Data for this exercise:
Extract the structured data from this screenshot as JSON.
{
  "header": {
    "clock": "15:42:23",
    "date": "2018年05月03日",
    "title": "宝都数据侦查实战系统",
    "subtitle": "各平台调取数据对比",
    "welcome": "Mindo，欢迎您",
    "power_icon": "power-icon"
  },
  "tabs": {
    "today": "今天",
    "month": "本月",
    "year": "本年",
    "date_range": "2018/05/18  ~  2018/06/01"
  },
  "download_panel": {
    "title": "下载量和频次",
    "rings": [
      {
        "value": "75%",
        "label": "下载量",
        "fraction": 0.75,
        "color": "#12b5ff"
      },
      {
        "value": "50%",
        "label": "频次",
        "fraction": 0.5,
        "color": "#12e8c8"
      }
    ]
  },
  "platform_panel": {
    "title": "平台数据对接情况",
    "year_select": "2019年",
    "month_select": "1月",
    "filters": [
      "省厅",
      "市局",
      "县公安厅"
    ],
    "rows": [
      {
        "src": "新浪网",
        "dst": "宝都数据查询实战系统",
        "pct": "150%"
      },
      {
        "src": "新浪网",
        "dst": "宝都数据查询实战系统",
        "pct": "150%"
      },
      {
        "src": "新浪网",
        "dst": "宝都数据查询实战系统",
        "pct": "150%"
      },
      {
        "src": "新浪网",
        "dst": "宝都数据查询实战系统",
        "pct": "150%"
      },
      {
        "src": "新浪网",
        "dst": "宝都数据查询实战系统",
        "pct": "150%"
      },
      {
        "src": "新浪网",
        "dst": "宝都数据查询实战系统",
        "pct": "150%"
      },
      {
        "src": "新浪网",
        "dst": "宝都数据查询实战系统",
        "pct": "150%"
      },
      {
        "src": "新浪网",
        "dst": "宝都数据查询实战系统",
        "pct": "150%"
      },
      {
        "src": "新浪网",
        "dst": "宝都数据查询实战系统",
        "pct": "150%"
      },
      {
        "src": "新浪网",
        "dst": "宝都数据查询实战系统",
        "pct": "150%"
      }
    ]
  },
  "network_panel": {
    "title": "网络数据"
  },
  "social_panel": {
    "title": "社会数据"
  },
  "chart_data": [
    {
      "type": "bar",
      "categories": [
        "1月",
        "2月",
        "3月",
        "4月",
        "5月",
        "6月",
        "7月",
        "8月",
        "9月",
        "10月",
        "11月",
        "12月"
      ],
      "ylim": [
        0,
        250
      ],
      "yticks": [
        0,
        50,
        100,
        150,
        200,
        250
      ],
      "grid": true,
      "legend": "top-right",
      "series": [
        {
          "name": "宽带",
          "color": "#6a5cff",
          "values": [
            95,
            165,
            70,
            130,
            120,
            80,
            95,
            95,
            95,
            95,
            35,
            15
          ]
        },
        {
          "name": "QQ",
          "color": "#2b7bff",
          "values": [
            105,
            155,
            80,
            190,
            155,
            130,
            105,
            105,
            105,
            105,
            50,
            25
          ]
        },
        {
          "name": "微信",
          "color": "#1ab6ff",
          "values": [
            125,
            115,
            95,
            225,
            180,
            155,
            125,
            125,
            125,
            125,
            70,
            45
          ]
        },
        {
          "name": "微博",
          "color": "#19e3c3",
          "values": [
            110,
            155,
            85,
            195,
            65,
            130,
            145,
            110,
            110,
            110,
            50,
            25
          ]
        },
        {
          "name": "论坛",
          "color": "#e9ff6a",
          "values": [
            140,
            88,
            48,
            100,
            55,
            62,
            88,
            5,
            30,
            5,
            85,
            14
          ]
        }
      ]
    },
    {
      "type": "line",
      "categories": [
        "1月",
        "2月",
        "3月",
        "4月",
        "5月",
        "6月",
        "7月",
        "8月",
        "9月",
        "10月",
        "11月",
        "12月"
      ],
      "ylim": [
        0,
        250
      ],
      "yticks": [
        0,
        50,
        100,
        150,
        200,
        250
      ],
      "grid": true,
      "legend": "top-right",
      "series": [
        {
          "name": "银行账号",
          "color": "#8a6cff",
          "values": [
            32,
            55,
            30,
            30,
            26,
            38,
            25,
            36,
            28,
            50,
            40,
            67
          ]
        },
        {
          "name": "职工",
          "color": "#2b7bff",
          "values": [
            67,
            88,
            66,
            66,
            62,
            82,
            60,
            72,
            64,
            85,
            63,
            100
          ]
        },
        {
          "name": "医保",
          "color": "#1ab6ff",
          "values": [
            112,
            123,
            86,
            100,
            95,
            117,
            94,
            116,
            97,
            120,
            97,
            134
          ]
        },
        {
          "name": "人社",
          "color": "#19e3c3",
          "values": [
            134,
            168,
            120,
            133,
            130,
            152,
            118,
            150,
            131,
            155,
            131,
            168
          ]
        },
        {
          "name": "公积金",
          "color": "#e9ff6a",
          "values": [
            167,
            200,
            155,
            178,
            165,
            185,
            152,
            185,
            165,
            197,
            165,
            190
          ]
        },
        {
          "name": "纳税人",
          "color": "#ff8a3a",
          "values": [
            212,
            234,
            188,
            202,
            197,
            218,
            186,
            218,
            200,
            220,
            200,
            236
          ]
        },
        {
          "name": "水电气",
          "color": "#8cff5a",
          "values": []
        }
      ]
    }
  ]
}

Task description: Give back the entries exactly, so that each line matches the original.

The answer:
Extract the structured data from this screenshot as JSON.
{
  "header": {
    "clock": "15:42:23",
    "date": "2018年05月03日",
    "title": "宝都数据侦查实战系统",
    "subtitle": "各平台调取数据对比",
    "welcome": "Mindo，欢迎您",
    "power_icon": "power-icon"
  },
  "tabs": {
    "today": "今天",
    "month": "本月",
    "year": "本年",
    "date_range": "2018/05/18  ~  2018/06/01"
  },
  "download_panel": {
    "title": "下载量和频次",
    "rings": [
      {
        "value": "75%",
        "label": "下载量",
        "fraction": 0.75,
        "color": "#12b5ff"
      },
      {
        "value": "50%",
        "label": "频次",
        "fraction": 0.5,
        "color": "#12e8c8"
      }
    ]
  },
  "platform_panel": {
    "title": "平台数据对接情况",
    "year_select": "2019年",
    "month_select": "1月",
    "filters": [
      "省厅",
      "市局",
      "县公安厅"
    ],
    "rows": [
      {
        "src": "新浪网",
        "dst": "宝都数据查询实战系统",
        "pct": "150%"
      },
      {
        "src": "新浪网",
        "dst": "宝都数据查询实战系统",
        "pct": "150%"
      },
      {
        "src": "新浪网",
        "dst": "宝都数据查询实战系统",
        "pct": "150%"
      },
      {
        "src": "新浪网",
        "dst": "宝都数据查询实战系统",
        "pct": "150%"
      },
      {
        "src": "新浪网",
        "dst": "宝都数据查询实战系统",
        "pct": "150%"
      },
      {
        "src": "新浪网",
        "dst": "宝都数据查询实战系统",
        "pct": "150%"
      },
      {
        "src": "新浪网",
        "dst": "宝都数据查询实战系统",
        "pct": "150%"
      },
      {
        "src": "新浪网",
        "dst": "宝都数据查询实战系统",
        "pct": "150%"
      },
      {
        "src": "新浪网",
        "dst": "宝都数据查询实战系统",
        "pct": "150%"
      },
      {
        "src": "新浪网",
        "dst": "宝都数据查询实战系统",
        "pct": "150%"
      }
    ]
  },
  "network_panel": {
    "title": "网络数据"
  },
  "social_panel": {
    "title": "社会数据"
  },
  "chart_data": [
    {
      "type": "bar",
      "categories": [
        "1月",
        "2月",
        "3月",
        "4月",
        "5月",
        "6月",
        "7月",
        "8月",
        "9月",
        "10月",
        "11月",
        "12月"
      ],
      "ylim": [
        0,
        250
      ],
      "yticks": [
        0,
        50,
        100,
        150,
        200,
        250
      ],
      "grid": true,
      "legend": "top-right",
      "series": [
        {
          "name": "宽带",
          "color": "#6a5cff",
          "values": [
            95,
            165,
            70,
            130,
            120,
            80,
            95,
            95,
            95,
            95,
            35,
            15
          ]
        },
        {
          "name": "QQ",
          "color": "#2b7bff",
          "values": [
            105,
            155,
            80,
            190,
            155,
            130,
            105,
            105,
            105,
            105,
            50,
            25
          ]
        },
        {
          "name": "微信",
          "color": "#1ab6ff",
          "values": [
            125,
            115,
            95,
            225,
            180,
            155,
            125,
            125,
            125,
            125,
            70,
            45
          ]
        },
        {
          "name": "微博",
          "color": "#19e3c3",
          "values": [
            110,
            155,
            85,
            195,
            65,
            130,
            145,
            110,
            110,
            110,
            50,
            25
          ]
        },
        {
          "name": "论坛",
          "color": "#e9ff6a",
          "values": [
            140,
            88,
            48,
            100,
            55,
            62,
            88,
            5,
            30,
            5,
            85,
            14
          ]
        }
      ]
    },
    {
      "type": "line",
      "categories": [
        "1月",
        "2月",
        "3月",
        "4月",
        "5月",
        "6月",
        "7月",
        "8月",
        "9月",
        "10月",
        "11月",
        "12月"
      ],
      "ylim": [
        0,
        250
      ],
      "yticks": [
        0,
        50,
        100,
        150,
        200,
        250
      ],
      "grid": true,
      "legend": "top-right",
      "series": [
        {
          "name": "银行账号",
          "color": "#8a6cff",
          "values": [
            32,
            55,
            30,
            30,
            26,
            38,
            25,
            36,
            28,
            50,
            40,
            67
          ]
        },
        {
          "name": "职工",
          "color": "#2b7bff",
          "values": [
            67,
            88,
            66,
            66,
            62,
            82,
            60,
            72,
            64,
            85,
            63,
            100
          ]
        },
        {
          "name": "医保",
          "color": "#1ab6ff",
          "values": [
            112,
            123,
            86,
            100,
            95,
            117,
            94,
            116,
            97,
            120,
            97,
            134
          ]
        },
        {
          "name": "人社",
          "color": "#19e3c3",
          "values": [
            134,
            168,
            120,
            133,
            130,
            152,
            118,
            150,
            131,
            155,
            131,
            168
          ]
        },
        {
          "name": "公积金",
          "color": "#e9ff6a",
          "values": [
            167,
            200,
            155,
            178,
            165,
            185,
            152,
            185,
            165,
            197,
            165,
            190
          ]
        },
        {
          "name": "纳税人",
          "color": "#ff8a3a",
          "values": [
            212,
            234,
            188,
            202,
            197,
            218,
            186,
            218,
            200,
            220,
            200,
            236
          ]
        },
        {
          "name": "水电气",
          "color": "#8cff5a",
          "values": []
        }
      ]
    }
  ]
}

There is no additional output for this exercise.